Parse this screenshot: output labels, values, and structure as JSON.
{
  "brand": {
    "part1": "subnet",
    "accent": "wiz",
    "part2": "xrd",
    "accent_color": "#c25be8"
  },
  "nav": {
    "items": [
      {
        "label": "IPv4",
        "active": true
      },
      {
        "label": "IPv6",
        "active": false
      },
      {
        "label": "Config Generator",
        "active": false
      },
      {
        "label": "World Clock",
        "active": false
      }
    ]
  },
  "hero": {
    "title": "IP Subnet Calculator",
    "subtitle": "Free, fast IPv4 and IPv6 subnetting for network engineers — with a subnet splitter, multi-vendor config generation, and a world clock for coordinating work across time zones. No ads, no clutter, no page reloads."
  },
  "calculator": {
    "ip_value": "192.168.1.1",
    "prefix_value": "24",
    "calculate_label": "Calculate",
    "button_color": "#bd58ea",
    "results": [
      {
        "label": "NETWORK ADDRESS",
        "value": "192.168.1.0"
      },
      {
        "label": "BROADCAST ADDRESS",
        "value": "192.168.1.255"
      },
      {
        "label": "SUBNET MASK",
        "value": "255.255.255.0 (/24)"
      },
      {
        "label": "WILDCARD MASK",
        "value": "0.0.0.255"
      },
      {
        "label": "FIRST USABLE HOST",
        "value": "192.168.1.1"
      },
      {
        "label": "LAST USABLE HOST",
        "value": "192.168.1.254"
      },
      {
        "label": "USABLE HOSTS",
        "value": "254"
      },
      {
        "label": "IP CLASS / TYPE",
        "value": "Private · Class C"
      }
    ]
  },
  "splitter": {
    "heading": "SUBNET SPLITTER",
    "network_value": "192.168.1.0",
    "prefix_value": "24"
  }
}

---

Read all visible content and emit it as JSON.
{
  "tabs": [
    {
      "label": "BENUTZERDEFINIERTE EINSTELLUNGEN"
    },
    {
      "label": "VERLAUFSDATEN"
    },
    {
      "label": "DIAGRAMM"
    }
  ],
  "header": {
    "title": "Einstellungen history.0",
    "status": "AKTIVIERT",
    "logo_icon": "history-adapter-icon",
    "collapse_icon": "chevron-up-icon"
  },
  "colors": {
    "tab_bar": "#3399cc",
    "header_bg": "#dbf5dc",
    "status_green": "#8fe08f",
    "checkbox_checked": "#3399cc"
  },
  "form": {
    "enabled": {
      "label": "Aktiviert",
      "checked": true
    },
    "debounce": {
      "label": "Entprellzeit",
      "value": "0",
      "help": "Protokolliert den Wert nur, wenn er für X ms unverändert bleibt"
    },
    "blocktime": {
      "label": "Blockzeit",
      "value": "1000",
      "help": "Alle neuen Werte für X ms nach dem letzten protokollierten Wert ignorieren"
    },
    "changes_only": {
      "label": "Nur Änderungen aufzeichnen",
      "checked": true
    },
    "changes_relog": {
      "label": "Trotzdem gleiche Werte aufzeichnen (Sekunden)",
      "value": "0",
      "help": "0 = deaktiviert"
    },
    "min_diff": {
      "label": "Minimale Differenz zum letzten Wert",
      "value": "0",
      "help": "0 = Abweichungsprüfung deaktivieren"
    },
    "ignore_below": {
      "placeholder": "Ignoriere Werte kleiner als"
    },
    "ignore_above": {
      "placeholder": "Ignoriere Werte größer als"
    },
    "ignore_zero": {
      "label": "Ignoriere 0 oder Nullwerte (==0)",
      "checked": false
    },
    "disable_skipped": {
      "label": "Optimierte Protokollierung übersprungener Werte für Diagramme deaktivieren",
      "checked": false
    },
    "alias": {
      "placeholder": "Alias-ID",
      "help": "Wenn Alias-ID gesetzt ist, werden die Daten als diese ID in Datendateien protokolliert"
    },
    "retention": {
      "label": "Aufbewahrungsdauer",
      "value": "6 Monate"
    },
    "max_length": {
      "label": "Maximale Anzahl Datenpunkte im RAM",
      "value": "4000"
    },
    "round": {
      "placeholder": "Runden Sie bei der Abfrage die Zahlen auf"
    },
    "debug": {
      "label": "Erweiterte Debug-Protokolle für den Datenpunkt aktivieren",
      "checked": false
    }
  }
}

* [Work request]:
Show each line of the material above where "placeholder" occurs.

* [Response area]:
      "placeholder": "Ignoriere Werte kleiner als"
      "placeholder": "Ignoriere Werte größer als"
      "placeholder": "Alias-ID",
      "placeholder": "Runden Sie bei der Abfrage die Zahlen auf"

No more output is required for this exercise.